The new research is the first to show a drastic effect when combining THC and CBD with irradiation. Tumours growing in the brains of mice were drastically slowed down when THC/CBD was used with irradiation.

 

Dr Wai Liu, Senior Research Fellow and lead researcher on the project, said: "The results are extremely exciting. The tumours were treated in a variety of ways, either with no treatment, the cannabinoids alone, and irradiation alone or with both the cannabinoids and irradiation at the same time.

 

"Those treated with both irradiation and the cannabinoids saw the most beneficial results and a drastic reduction in size. In some cases, the tumours effectively disappeared in the animals. This augurs well for further research in humans in the future.

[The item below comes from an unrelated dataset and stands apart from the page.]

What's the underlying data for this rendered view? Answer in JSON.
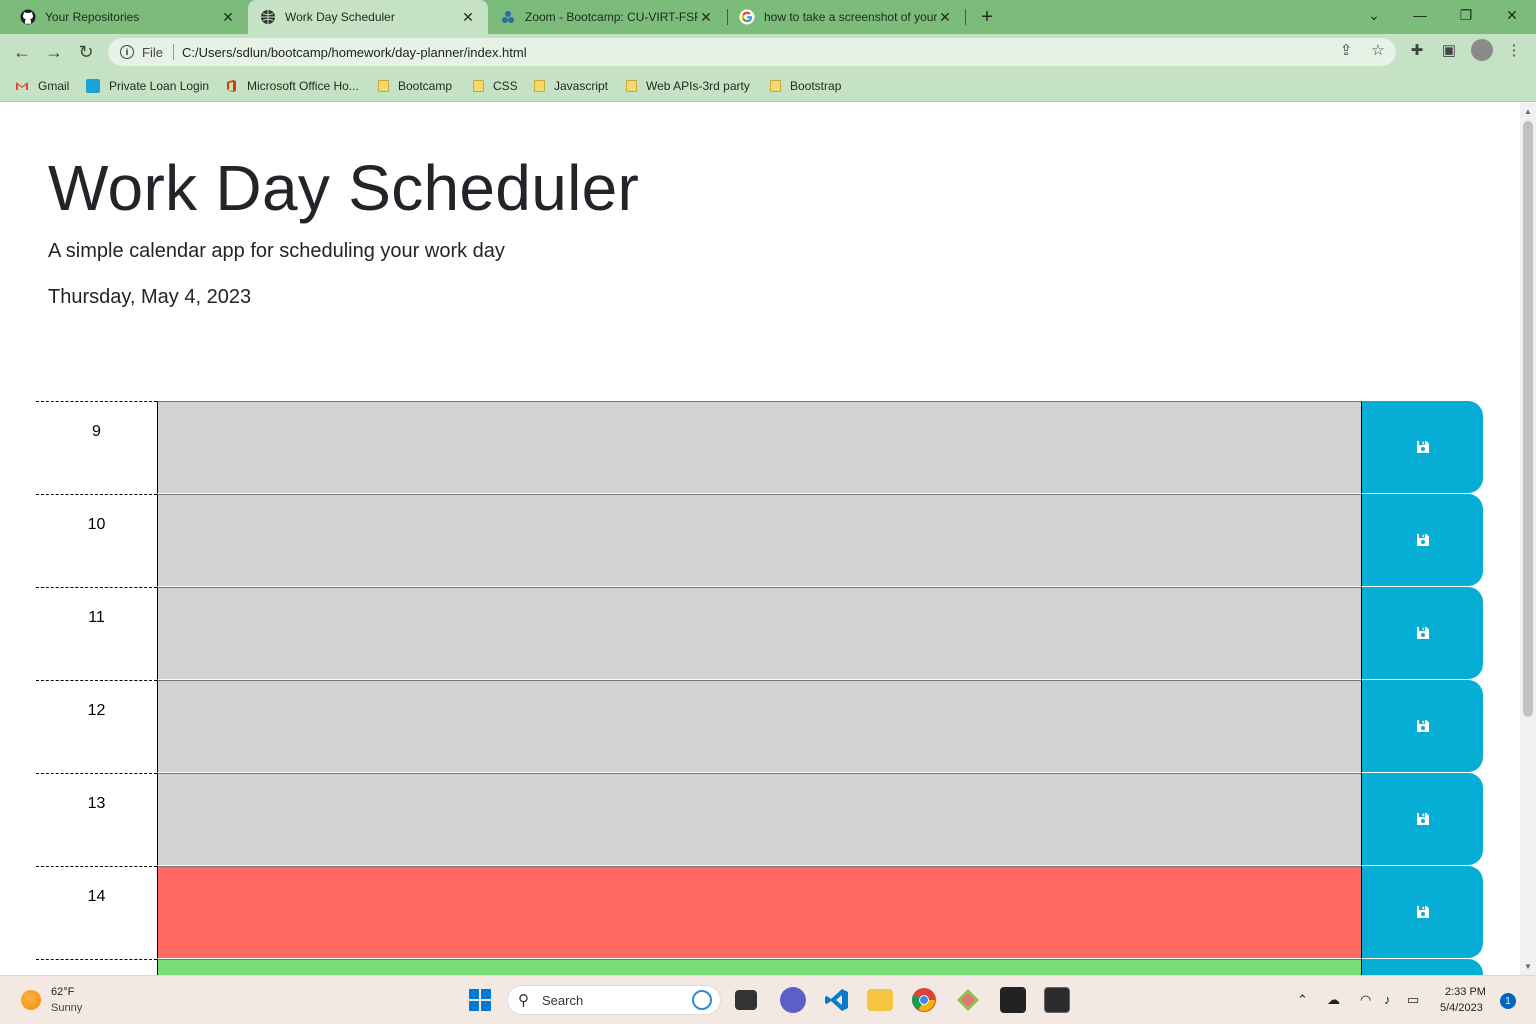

At the moment this is a mostly fatal disease.

 

"The benefits of the cannabis plant elements were known before but the drastic reduction of brain cancers if used with irradiation is something new and may well prove promising for patients who are in gravely serious situations with such cancers in the future."

 

The research team are discussing the possibility of combining cannabinoids with irradiation in a human clinical trial.

 

The research has been published in the Molecular Cancer Therapeutics journal.

 

Cannabinoids are the active chemicals in cannabis and are also known more specifically as phytocannabinoids. There are 85 known cannabinoids in the cannabis plant. The primary psychoactive component of cannabis is called tetrahydrocannabinol (THC).

https://www.sciencedaily.com/releases/2014/11/141114085629.htm

Member Login
Welcome, (First Name)!

Forgot? Show
Log In
Enter Member Area
My Profile Not a member? Sign up. Log Out